Parents of adult children with disabilities know that their child's disability needs may change over…
There comes a time where a child or family member may need to have tough conversations with an aging parent or family member with regard to their driving and housing.
While there is no clear scientific evidence that indicates how old is too old to drive, there is indeed a point in everyone’s life where their decline in physical and/or mental condition affects an individual’s ability to safely drive a motor vehicle.
It is important to understand that driving is more than a utility for an elder individual. When a teenager passes their driver’s exam and gains the ability to legally drive a car, a feeling of independence and freedom is instilled in them. It is no different as an individual enters the later years of their life—driving is a kind of personal sovereignty that allows an elderly individual to maintain the freedom to decide when and where to go.
Most Americans over the age of fifty live in the suburbs and rural areas, where few transportation alternatives are available. While the advent of transportation network companies, such as Lyft or Uber, has had a revolutionary effect on transportation services, it has also taken a bite out of the traditional taxi industry. As such, seniors living in non-urban areas, who may not be as technology savvy, have found it harder to get a ride from a traditional means of alternative transportation that they may be more comfortable with.
As adults, we take our independence for granted and cannot easily fathom a day where our freedom and mobility may be limited. Furthermore, the debate on seniors driving is often so focused on the safety of the senior and those on the road with them that we do not often understand the greater meaning and emotions that driving provides to seniors.

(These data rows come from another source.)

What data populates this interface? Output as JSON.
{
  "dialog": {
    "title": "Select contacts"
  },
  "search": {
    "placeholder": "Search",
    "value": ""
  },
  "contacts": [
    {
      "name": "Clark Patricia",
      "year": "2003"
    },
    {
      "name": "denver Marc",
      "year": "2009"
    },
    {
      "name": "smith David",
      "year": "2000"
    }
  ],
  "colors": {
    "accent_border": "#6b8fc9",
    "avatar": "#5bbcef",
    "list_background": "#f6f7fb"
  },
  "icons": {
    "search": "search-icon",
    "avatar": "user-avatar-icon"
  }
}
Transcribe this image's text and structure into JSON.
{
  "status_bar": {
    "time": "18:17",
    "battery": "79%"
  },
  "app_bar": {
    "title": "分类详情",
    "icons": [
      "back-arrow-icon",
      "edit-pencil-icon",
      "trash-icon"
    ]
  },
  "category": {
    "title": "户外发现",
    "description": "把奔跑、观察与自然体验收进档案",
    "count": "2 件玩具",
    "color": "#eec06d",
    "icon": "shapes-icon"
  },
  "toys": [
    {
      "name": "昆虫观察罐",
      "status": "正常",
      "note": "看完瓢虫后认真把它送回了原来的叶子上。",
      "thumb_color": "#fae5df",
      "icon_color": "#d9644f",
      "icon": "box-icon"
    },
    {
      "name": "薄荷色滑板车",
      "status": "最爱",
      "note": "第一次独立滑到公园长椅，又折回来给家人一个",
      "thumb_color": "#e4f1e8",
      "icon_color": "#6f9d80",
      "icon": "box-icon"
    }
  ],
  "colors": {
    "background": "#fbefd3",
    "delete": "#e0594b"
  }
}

Similarly, it is a widely held belief that “one’s home is one’s castle”. However, there may come a time where one’s castle no longer meets one’s needs. Whether it may be the result of physical decline or cognitive decline, there may come a point where a person can no longer safely reside in their abode. We as people identify greatly with our home and the collection of memories accrued over our residency there.
As such, it is important to remember that when moving a senior from their home it should be as much about how that senior identifies with their home as it is about accessible and safe housing. While children or family members of an elderly homeowner are ordinarily deeply concerned with their comfort and safety, they sometimes do not take into consideration the symbol that the home represents to the elderly homeowner. It is a place that evokes emotions and memories that the senior cherishes greatly.
Ultimately, a discussion with a senior family member about relinquishing their motor vehicle or leaving their home often places two sets of critical values at odds – freedom versus safety. These discussions are crucial and tough and, as such, there are three strategies that you can use to maneuver.
- Look for Patterns and Cite Examples of Diminished Physicality or Capacity;
- Do Your Homework by Finding Viable Transportation Alternatives or Identifying Housing Alternatives located near friends, family and familiar surroundings; and
- If Possible, Collaborate with the Senior in the Decision-Making Process.